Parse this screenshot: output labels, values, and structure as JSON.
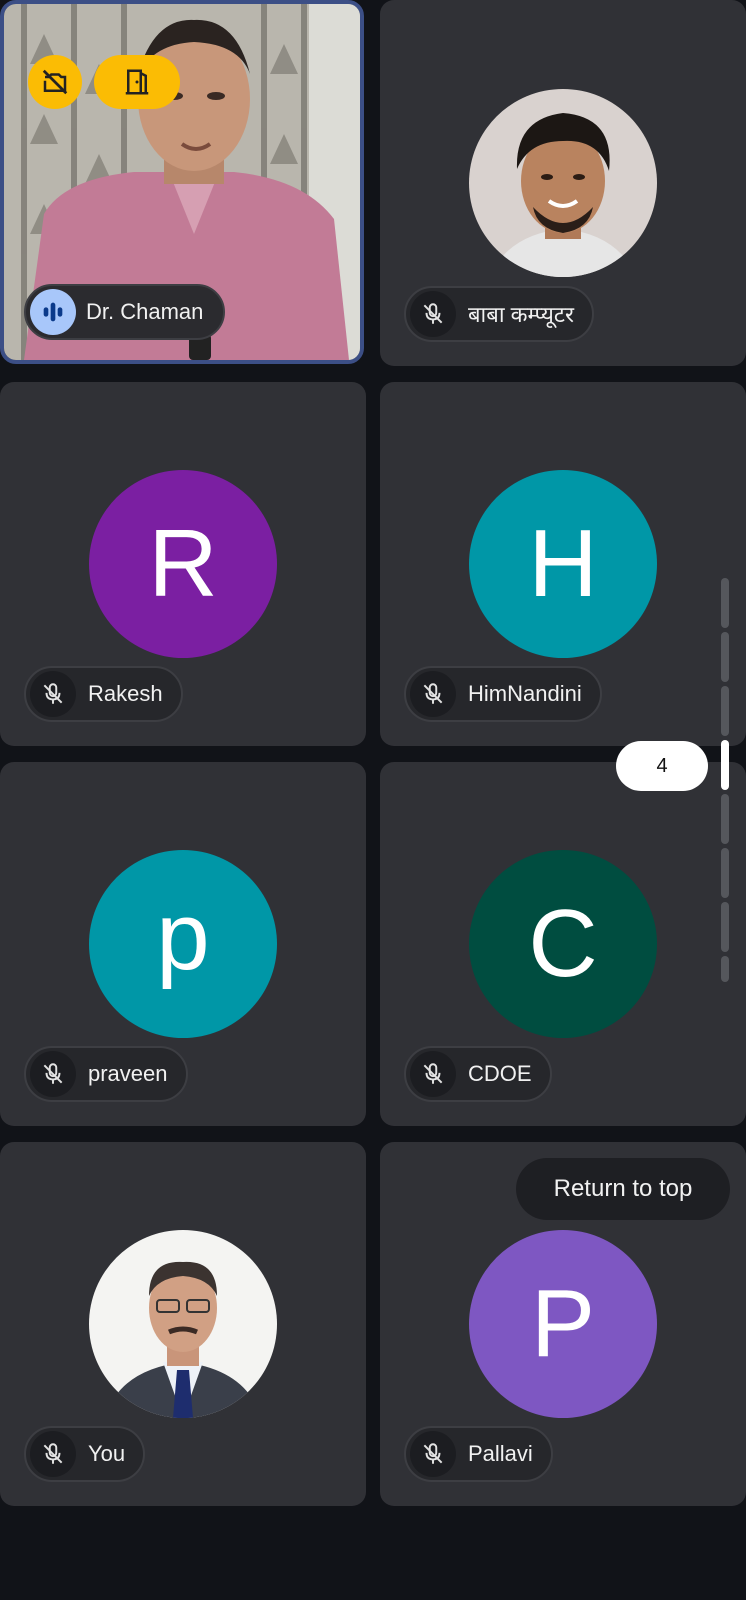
{
  "participants": [
    {
      "name": "Dr. Chaman",
      "tile": "video",
      "speaking": true
    },
    {
      "name": "बाबा कम्प्यूटर",
      "tile": "photo",
      "muted": true
    },
    {
      "name": "Rakesh",
      "initial": "R",
      "color": "#7b1fa2",
      "muted": true
    },
    {
      "name": "HimNandini",
      "initial": "H",
      "color": "#0097a7",
      "muted": true
    },
    {
      "name": "praveen",
      "initial": "p",
      "color": "#0097a7",
      "muted": true
    },
    {
      "name": "CDOE",
      "initial": "C",
      "color": "#004d40",
      "muted": true
    },
    {
      "name": "You",
      "tile": "photo",
      "muted": true
    },
    {
      "name": "Pallavi",
      "initial": "P",
      "color": "#7e57c2",
      "muted": true
    }
  ],
  "video_tile_icons": [
    "camera-off-icon",
    "exit-door-icon"
  ],
  "scroll": {
    "page_indicator": "4",
    "current_page": 4,
    "total_pages": 8
  },
  "return_to_top": "Return to top",
  "colors": {
    "accent_yellow": "#fbbc04",
    "tile_bg": "#303136",
    "speaking_blue": "#a8c7fa"
  }
}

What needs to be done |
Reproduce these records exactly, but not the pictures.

Answer box |
Parse this screenshot: output labels, values, and structure as JSON.
{
  "participants": [
    {
      "name": "Dr. Chaman",
      "tile": "video",
      "speaking": true
    },
    {
      "name": "बाबा कम्प्यूटर",
      "tile": "photo",
      "muted": true
    },
    {
      "name": "Rakesh",
      "initial": "R",
      "color": "#7b1fa2",
      "muted": true
    },
    {
      "name": "HimNandini",
      "initial": "H",
      "color": "#0097a7",
      "muted": true
    },
    {
      "name": "praveen",
      "initial": "p",
      "color": "#0097a7",
      "muted": true
    },
    {
      "name": "CDOE",
      "initial": "C",
      "color": "#004d40",
      "muted": true
    },
    {
      "name": "You",
      "tile": "photo",
      "muted": true
    },
    {
      "name": "Pallavi",
      "initial": "P",
      "color": "#7e57c2",
      "muted": true
    }
  ],
  "video_tile_icons": [
    "camera-off-icon",
    "exit-door-icon"
  ],
  "scroll": {
    "page_indicator": "4",
    "current_page": 4,
    "total_pages": 8
  },
  "return_to_top": "Return to top",
  "colors": {
    "accent_yellow": "#fbbc04",
    "tile_bg": "#303136",
    "speaking_blue": "#a8c7fa"
  }
}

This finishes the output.